The findings suggest that these men may benefit from early detection and long term monitoring of prostate cancer.
prostate cancer and male infertility are disorders are very common, affecting approximately 10% and 8%, respectively, of all men in western societies. As prostate cancer and many forms of infertility are related to the male sex hormone, has investigated a possible link between them. But until now, have not drawn firm conclusions.
prostate cancer and male infertility are disorders are very common, affecting approximately 10% and 8%, respectively
Now, researchers from the University of Lund (Sweden) have compared the risk and severity of prostate cancer among men who become parents for the first time through assisted reproduction and those conceived naturally.

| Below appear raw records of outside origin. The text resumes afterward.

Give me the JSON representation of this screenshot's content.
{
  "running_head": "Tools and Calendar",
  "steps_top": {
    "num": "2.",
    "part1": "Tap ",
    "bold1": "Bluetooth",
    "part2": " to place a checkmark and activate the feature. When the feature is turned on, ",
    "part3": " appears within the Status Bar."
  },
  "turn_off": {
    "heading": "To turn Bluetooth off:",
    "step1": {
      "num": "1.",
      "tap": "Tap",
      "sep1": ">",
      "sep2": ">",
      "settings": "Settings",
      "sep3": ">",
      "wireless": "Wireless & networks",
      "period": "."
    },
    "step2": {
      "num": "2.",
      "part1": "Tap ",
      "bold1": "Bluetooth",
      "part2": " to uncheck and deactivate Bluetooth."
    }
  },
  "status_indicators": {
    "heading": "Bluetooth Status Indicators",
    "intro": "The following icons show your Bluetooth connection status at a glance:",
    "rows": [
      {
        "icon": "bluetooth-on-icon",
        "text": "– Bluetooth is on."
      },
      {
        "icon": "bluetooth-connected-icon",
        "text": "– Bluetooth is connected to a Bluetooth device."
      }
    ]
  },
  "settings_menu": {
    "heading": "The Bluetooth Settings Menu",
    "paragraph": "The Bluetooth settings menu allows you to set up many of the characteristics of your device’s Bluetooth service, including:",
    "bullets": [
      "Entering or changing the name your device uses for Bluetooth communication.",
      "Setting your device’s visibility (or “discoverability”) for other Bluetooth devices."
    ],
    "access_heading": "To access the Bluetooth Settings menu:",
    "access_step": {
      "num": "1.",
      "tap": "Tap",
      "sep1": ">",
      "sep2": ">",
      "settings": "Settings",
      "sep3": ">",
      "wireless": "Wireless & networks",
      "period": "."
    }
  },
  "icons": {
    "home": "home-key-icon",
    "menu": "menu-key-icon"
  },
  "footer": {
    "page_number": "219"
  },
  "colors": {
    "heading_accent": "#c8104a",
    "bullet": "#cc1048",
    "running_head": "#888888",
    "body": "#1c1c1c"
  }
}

Their findings are based on data from national registries of more than one million births in Sweden during 1994-2014 in the same number of parents.
The parents were grouped according to fertility status by mode of conception: 20.618 (1.7%) for in vitro fertilization (IVF), 14.882 (1.3%) by injection of sperm (ICSI) and 1.145,990 (97%) for natural conception. The average age for childbirth was 37 years for the parents treated with IVF and ICSI, and 32 years for parents who conceived naturally. The cancer registries were used to identify new cases of prostate cancer up to 20 years after delivery.A million live births in Sweden during 1994-2014 in the same number of parents

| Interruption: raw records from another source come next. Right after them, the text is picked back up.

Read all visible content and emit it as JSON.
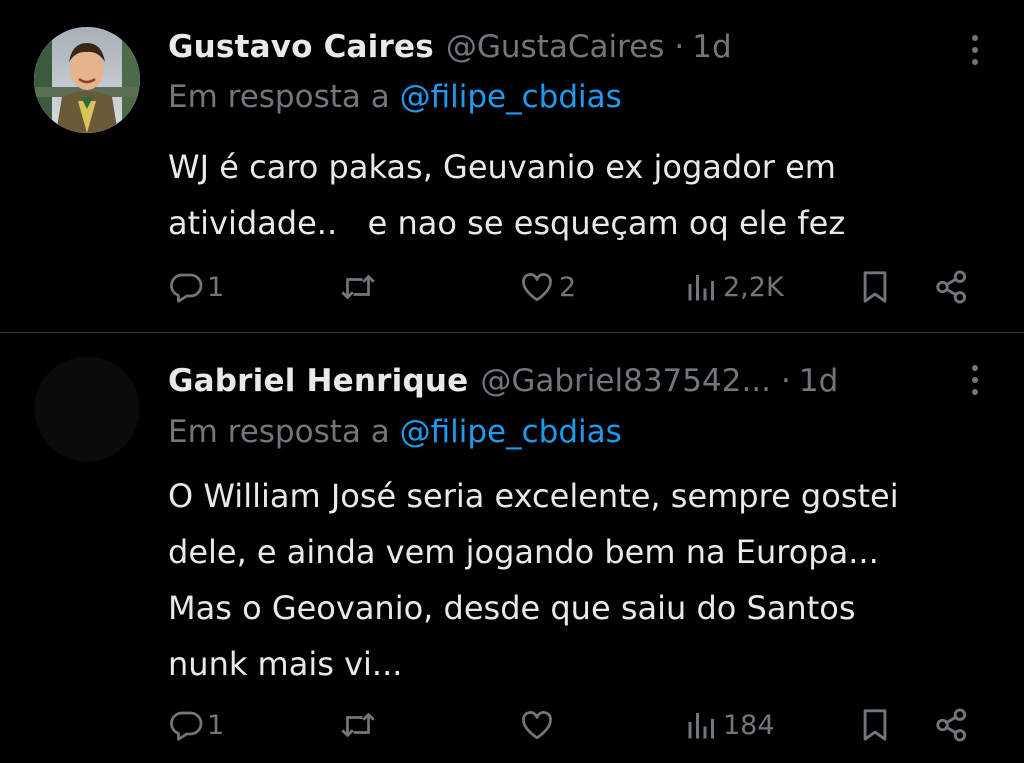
{
  "theme": {
    "background": "#000000",
    "text_primary": "#e7e9ea",
    "text_secondary": "#71767b",
    "link": "#1d9bf0",
    "divider": "#2f3336"
  },
  "tweets": [
    {
      "author_name": "Gustavo Caires",
      "handle": "@GustaCaires",
      "separator": "·",
      "time": "1d",
      "reply_prefix": "Em resposta a",
      "reply_to": "@filipe_cbdias",
      "text_lines": [
        "WJ é caro pakas, Geuvanio ex jogador em",
        "atividade..   e nao se esqueçam oq ele fez"
      ],
      "replies": "1",
      "retweets": "",
      "likes": "2",
      "views": "2,2K",
      "avatar": "profile-photo"
    },
    {
      "author_name": "Gabriel Henrique",
      "handle": "@Gabriel837542...",
      "separator": "·",
      "time": "1d",
      "reply_prefix": "Em resposta a",
      "reply_to": "@filipe_cbdias",
      "text_lines": [
        "O William José seria excelente, sempre gostei",
        "dele, e ainda vem jogando bem na Europa...",
        "Mas o Geovanio, desde que saiu do Santos",
        "nunk mais vi..."
      ],
      "replies": "1",
      "retweets": "",
      "likes": "",
      "views": "184",
      "avatar": "profile-photo-dark"
    }
  ],
  "icons": {
    "reply": "reply-icon",
    "retweet": "retweet-icon",
    "like": "heart-icon",
    "views": "views-icon",
    "bookmark": "bookmark-icon",
    "share": "share-icon",
    "more": "more-icon"
  }
}
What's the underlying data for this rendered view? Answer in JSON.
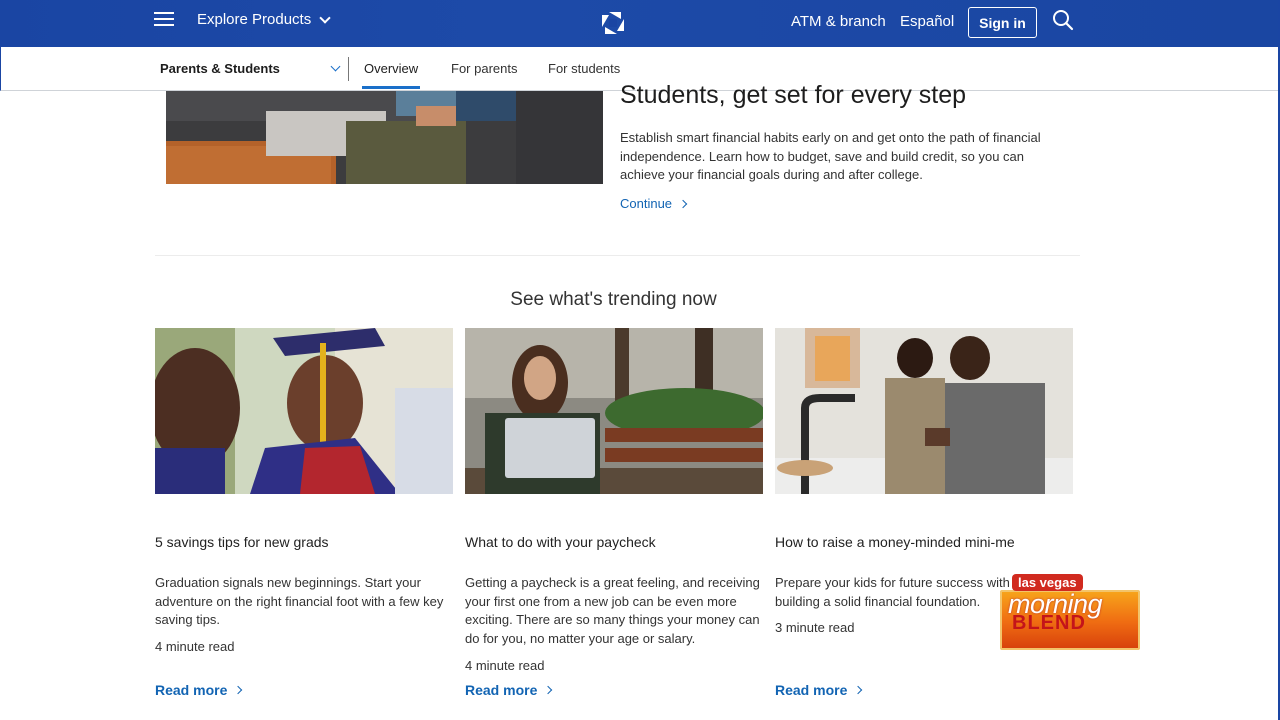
{
  "topbar": {
    "explore_label": "Explore Products",
    "atm_label": "ATM & branch",
    "lang_label": "Español",
    "signin_label": "Sign in"
  },
  "subnav": {
    "section_label": "Parents & Students",
    "tabs": [
      {
        "label": "Overview",
        "active": true
      },
      {
        "label": "For parents",
        "active": false
      },
      {
        "label": "For students",
        "active": false
      }
    ]
  },
  "hero": {
    "title": "Students, get set for every step",
    "text": "Establish smart financial habits early on and get onto the path of financial independence. Learn how to budget, save and build credit, so you can achieve your financial goals during and after college.",
    "link": "Continue"
  },
  "trending": {
    "title": "See what's trending now",
    "cards": [
      {
        "title": "5 savings tips for new grads",
        "desc": "Graduation signals new beginnings. Start your adventure on the right financial foot with a few key saving tips.",
        "read_time": "4 minute read",
        "link": "Read more"
      },
      {
        "title": "What to do with your paycheck",
        "desc": "Getting a paycheck is a great feeling, and receiving your first one from a new job can be even more exciting. There are so many things your money can do for you, no matter your age or salary.",
        "read_time": "4 minute read",
        "link": "Read more"
      },
      {
        "title": "How to raise a money-minded mini-me",
        "desc": "Prepare your kids for future success with on building a solid financial foundation.",
        "read_time": "3 minute read",
        "link": "Read more"
      }
    ]
  },
  "overlay": {
    "top": "las vegas",
    "line1": "morning",
    "line2": "BLEND"
  },
  "colors": {
    "brand_blue": "#1a45a3",
    "link_blue": "#1264b3"
  }
}
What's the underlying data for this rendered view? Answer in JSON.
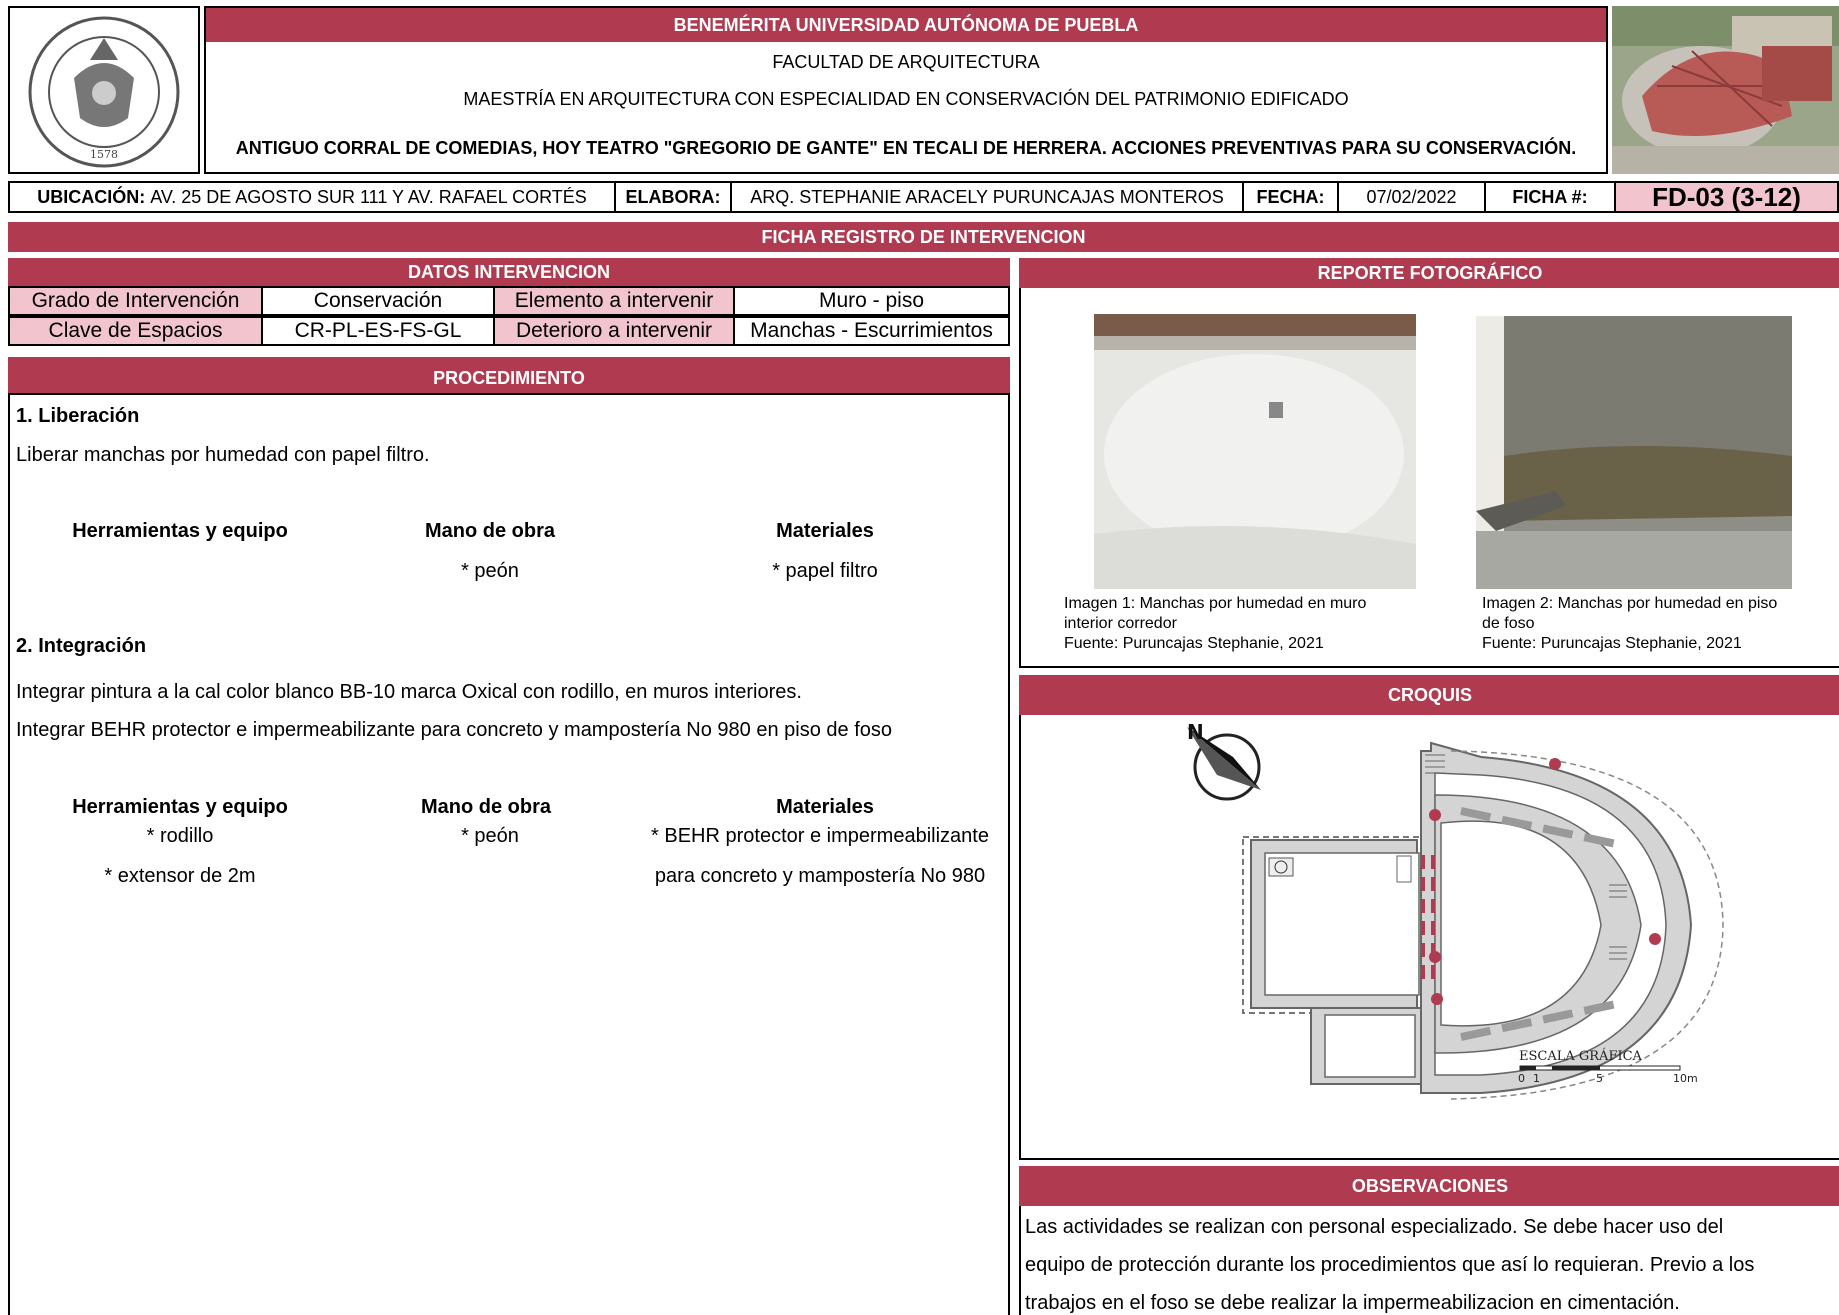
{
  "header": {
    "university": "BENEMÉRITA UNIVERSIDAD AUTÓNOMA DE PUEBLA",
    "faculty": "FACULTAD DE ARQUITECTURA",
    "program": "MAESTRÍA EN  ARQUITECTURA CON ESPECIALIDAD EN CONSERVACIÓN DEL PATRIMONIO EDIFICADO",
    "project": "ANTIGUO CORRAL DE COMEDIAS, HOY TEATRO \"GREGORIO DE GANTE\" EN TECALI DE HERRERA. ACCIONES PREVENTIVAS PARA SU CONSERVACIÓN.",
    "seal_year": "1578"
  },
  "info": {
    "ubicacion_label": "UBICACIÓN:",
    "ubicacion_value": "AV. 25 DE AGOSTO SUR 111 Y AV. RAFAEL CORTÉS",
    "elabora_label": "ELABORA:",
    "elabora_value": "ARQ. STEPHANIE ARACELY PURUNCAJAS MONTEROS",
    "fecha_label": "FECHA:",
    "fecha_value": "07/02/2022",
    "ficha_label": "FICHA #:",
    "ficha_value": "FD-03 (3-12)"
  },
  "title_bar": "FICHA REGISTRO DE INTERVENCION",
  "datos": {
    "title": "DATOS INTERVENCION",
    "grado_label": "Grado de Intervención",
    "grado_value": "Conservación",
    "elemento_label": "Elemento a intervenir",
    "elemento_value": "Muro - piso",
    "clave_label": "Clave de Espacios",
    "clave_value": "CR-PL-ES-FS-GL",
    "deterioro_label": "Deterioro a intervenir",
    "deterioro_value": "Manchas - Escurrimientos"
  },
  "procedimiento": {
    "title": "PROCEDIMIENTO",
    "step1_title": "1. Liberación",
    "step1_text": "Liberar manchas por humedad con papel filtro.",
    "step1_h1": "Herramientas y equipo",
    "step1_h2": "Mano de obra",
    "step1_h3": "Materiales",
    "step1_mano": "* peón",
    "step1_mat": "* papel filtro",
    "step2_title": "2. Integración",
    "step2_text1": "Integrar pintura a la cal color blanco BB-10 marca Oxical con rodillo, en muros interiores.",
    "step2_text2": "Integrar BEHR protector e impermeabilizante para concreto y mampostería No 980 en piso de foso",
    "step2_h1": "Herramientas y equipo",
    "step2_h2": "Mano de obra",
    "step2_h3": "Materiales",
    "step2_tool1": "* rodillo",
    "step2_tool2": "* extensor de 2m",
    "step2_mano": "* peón",
    "step2_mat1": "* BEHR protector e impermeabilizante",
    "step2_mat2": "para concreto y mampostería No 980"
  },
  "reporte": {
    "title": "REPORTE FOTOGRÁFICO",
    "img1_caption1": "Imagen 1: Manchas por humedad en muro",
    "img1_caption2": "interior corredor",
    "img1_source": "Fuente: Puruncajas Stephanie, 2021",
    "img2_caption1": "Imagen 2: Manchas por humedad en piso",
    "img2_caption2": "de foso",
    "img2_source": "Fuente: Puruncajas Stephanie, 2021"
  },
  "croquis": {
    "title": "CROQUIS",
    "north": "N",
    "scale_title": "ESCALA GRÁFICA",
    "scale_0": "0",
    "scale_1": "1",
    "scale_5": "5",
    "scale_10": "10m"
  },
  "observaciones": {
    "title": "OBSERVACIONES",
    "line1": "Las actividades se realizan con personal especializado. Se debe hacer uso del",
    "line2": "equipo de protección durante los procedimientos que así lo requieran. Previo a los",
    "line3": "trabajos en el foso se debe realizar la impermeabilizacion en cimentación."
  },
  "colors": {
    "accent": "#b03a50",
    "label_fill": "#f2c4cd",
    "marker": "#b03a50"
  }
}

Among the men who achieved paternity in a natural way, 3.244 (0,28%) were diagnosed with prostate cancer, compared with 77 (0,37%) in the group of IVF and 63 (0,42%) in the group of ICSI.
The risk of prostate cancer, early onset (diagnosed before age 55 years) was also particularly high for men who have children through ICSI, a technology that is used for men with the most severe forms of infertility.
These increased risks remained after excluding men with a previous diagnosis of cancer, or who received testosterone replacement therapy. This is an observational study and, as such, could not establish the cause, and the authors point out some limitations. For example, not included infertile men who could not beget children, and they may have an increased risk of prostate cancer than those who were able to become parents.
in Addition, with an average age of 45 years at the end of the follow-up, these results cannot quantify the risk of cancer of the prostate throughout life.it is Still unclear how the male infertility could be linked biologically with the risk of prostate cancer, but abnormalities in the chromosome And linked both with infertility such as prostate cancer, are a possibility
however, they conclude: "The men who achieved parenthood through assisted reproduction techniques, particularly through ICSI have a higher risk of prostate cancer of early onset and, therefore, constitute a risk group in which the evidence and the careful follow-up to long-term prostate cancer may be beneficial."
it is Still unclear how the male infertility could be linked biologically with the risk of prostate cancer, but abnormalities in the y chromosome associated both with infertility such as prostate cancer, are a possibility, say researchers in an editorial linked to.
however, warn that the screening is controversial due to the lack of survival benefits and the harms of overdiagnosis and overtreatment, which may follow a screening test positive.
"In the absence of a mechanism of action, plausible or causal evidence, to justify the detection of prostate cancer in all infertile men it is difficult to –write-. However, additional research on the possible future complications of male infertility would be welcome by patients and will help doctors to advise all infertile men about their future health".Updated Date: 26 September 2019, 16:02